“It is well-established that the ALJ has a basic duty to develop a full and fair record.” Ellison v. Barnhart, 355 F.3d 1272, 1276 (11th Cir. 2003) (citing 20 C.F.R. § 416.912(d)); see Henry v. Comm'r of Soc. Sec., 802 F.3d 1264, 1267 (11th Cir. 2015) (citing Brown v. Shalala, 44 F.3d 931, 934 (11th Cir. 1995) (per curiam)). This requires an ALJ to “scrupulously and conscientiously probe into, inquire of, and explore for all relevant facts.” Henry, 802 F.3d at 1267 (quoting Cowart v. Schweiker, 662 F.2d 731, 735 (11th Cir. 1981)). “Nevertheless, the claimant bears the burden of proving that he is disabled, and, consequently, he is responsible for producing evidence in support of his claim.” Ellison, 355 F.3d at 1276 (citing 20 C.F.R. § 416.912(a), (c)).

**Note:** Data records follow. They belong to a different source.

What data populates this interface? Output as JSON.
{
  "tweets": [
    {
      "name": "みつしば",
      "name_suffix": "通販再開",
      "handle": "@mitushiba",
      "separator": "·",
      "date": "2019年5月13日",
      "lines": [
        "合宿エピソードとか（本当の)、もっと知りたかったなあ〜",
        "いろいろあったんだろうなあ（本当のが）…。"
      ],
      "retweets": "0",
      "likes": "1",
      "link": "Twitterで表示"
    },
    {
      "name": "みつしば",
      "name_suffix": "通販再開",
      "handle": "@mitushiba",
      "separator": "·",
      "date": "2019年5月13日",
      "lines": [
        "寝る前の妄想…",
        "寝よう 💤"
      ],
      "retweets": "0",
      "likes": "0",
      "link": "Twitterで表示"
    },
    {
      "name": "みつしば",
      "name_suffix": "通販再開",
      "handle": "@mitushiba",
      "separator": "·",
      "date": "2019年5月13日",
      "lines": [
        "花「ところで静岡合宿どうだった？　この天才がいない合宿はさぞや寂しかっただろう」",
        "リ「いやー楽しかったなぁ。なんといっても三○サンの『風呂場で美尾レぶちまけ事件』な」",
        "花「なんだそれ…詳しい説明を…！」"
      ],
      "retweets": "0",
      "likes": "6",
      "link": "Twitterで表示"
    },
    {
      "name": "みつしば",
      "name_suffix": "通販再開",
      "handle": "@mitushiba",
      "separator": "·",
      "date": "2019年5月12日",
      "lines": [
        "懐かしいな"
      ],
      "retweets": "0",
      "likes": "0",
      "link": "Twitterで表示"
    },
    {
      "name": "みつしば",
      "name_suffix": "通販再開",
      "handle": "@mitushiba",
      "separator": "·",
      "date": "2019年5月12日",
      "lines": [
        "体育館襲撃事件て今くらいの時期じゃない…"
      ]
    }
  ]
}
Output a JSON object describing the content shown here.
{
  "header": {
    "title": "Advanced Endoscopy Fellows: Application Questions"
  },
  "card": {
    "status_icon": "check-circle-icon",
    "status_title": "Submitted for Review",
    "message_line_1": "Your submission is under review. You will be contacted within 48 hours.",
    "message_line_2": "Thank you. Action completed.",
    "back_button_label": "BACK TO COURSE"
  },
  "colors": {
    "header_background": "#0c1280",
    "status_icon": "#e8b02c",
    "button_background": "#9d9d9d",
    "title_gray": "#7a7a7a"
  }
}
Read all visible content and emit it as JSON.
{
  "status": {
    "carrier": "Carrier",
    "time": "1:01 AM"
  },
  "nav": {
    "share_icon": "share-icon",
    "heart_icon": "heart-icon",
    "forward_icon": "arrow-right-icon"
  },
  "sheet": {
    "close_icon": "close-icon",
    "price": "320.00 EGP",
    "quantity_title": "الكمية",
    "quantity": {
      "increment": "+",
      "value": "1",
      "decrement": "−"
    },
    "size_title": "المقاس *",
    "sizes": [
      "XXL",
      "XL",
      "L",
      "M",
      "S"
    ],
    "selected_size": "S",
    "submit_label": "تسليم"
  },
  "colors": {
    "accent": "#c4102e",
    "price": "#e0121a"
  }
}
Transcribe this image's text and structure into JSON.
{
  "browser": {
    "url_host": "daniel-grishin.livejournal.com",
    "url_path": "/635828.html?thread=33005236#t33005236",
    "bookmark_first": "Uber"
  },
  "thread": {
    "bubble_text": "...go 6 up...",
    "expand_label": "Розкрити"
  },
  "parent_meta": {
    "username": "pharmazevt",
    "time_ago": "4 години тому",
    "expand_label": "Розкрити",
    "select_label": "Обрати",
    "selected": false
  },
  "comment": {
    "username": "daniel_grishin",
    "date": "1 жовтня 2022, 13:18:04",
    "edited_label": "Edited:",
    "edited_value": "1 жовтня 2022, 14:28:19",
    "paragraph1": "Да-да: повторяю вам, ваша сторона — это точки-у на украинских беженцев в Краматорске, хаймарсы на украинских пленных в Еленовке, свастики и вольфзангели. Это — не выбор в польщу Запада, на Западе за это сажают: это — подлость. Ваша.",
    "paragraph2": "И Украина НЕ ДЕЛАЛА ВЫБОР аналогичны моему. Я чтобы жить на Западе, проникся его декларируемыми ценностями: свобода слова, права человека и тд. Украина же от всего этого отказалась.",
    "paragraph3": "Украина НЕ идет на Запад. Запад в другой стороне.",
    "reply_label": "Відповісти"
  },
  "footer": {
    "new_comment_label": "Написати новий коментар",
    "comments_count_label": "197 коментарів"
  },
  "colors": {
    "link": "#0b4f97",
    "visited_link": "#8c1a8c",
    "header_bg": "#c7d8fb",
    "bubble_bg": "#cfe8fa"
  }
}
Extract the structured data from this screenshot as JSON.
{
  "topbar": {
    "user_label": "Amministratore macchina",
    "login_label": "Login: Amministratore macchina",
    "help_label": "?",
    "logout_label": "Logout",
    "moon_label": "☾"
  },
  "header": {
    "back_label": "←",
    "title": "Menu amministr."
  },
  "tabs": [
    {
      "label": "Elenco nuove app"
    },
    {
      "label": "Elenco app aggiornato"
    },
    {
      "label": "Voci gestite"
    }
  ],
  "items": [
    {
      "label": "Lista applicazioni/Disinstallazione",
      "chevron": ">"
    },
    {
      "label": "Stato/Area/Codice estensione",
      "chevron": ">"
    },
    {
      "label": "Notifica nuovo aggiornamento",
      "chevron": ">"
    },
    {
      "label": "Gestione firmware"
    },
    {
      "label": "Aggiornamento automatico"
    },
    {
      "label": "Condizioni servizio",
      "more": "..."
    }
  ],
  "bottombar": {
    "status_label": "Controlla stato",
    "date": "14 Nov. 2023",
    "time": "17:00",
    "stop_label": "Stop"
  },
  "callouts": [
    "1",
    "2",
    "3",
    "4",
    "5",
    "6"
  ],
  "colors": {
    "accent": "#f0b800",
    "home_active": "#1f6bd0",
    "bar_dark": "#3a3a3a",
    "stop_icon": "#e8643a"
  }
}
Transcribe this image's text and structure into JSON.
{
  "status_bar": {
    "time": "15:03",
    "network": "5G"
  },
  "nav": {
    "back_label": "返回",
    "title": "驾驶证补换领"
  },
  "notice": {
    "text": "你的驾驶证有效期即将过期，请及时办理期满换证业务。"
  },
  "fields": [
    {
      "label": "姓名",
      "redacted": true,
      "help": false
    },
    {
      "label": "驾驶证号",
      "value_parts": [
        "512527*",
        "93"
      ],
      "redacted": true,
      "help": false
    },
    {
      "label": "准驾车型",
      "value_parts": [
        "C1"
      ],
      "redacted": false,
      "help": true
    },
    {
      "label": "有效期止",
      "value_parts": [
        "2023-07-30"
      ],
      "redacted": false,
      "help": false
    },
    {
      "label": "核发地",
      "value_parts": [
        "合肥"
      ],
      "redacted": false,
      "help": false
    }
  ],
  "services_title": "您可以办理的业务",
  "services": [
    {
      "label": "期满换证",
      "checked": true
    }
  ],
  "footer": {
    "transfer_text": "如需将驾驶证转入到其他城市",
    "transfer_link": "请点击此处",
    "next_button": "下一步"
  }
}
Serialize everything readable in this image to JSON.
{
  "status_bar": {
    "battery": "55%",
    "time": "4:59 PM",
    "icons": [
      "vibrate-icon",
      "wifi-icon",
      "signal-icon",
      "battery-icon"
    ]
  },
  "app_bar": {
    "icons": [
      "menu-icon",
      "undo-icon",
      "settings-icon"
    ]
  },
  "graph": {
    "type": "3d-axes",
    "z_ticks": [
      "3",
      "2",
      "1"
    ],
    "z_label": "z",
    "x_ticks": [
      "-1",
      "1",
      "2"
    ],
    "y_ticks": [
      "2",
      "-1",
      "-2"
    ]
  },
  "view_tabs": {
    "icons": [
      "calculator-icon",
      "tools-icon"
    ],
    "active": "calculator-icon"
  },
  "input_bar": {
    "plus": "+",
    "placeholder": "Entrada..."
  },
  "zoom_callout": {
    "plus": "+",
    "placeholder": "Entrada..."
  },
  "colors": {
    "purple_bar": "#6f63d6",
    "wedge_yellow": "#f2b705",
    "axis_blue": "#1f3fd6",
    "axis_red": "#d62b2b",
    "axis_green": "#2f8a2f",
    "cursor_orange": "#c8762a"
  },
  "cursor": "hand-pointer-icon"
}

Here, the ALJ adequately considered the evidence relating to Plaintiffs hand injury and found that Plaintiffs testimony concerning the inability to use his left hand was not consistent with the evidence. First, the ALJ recognized Plaintiffs testimony on this point, Tr. at 23; see Tr. at 48-49 (testimony), but concluded at step two that “the record does not indicate that this condition caused more than a minimal limitation in [Plaintiffs] ability to perform basic physical work related activities and [is] therefore not ‘severe' within the meaning of the regulations,” Tr. at 23. Plaintiff does not challenge this step two finding.
The ALJ went on to specifically find Plaintiffs “allegations that he is unable to bend his fingers at all are not consistent with the evidence,” and discussed in detail the medical evidence relating to this matter. Tr. At 23-24; see also Tr. at 27 (discussing ER records relating to Plaintiff's finger). The ALJ complied with SSR 16-3P and controlling authority with respect to Plaintiff's testimony on this point. The ALJ generally found persuasive the non-examining opinions on Plaintiff's lack of physical exertional limitations, but giving Plaintiff the benefit of the doubt, the ALJ restricted Plaintiffs RFC to “only frequently handl[ing] and finger[ing] with the left hand.” Tr. at 24-25. The ALJ did not err in arriving at this conclusion. Moreover, under the circumstances, Plaintiff has not demonstrated evidentiary gaps resulting in unfairness or prejudice.
The ALJ's Decision is supported by substantial evidence. Based on the foregoing, it is
2. The Clerk is further directed to close the file.
DONE AND ORDERED.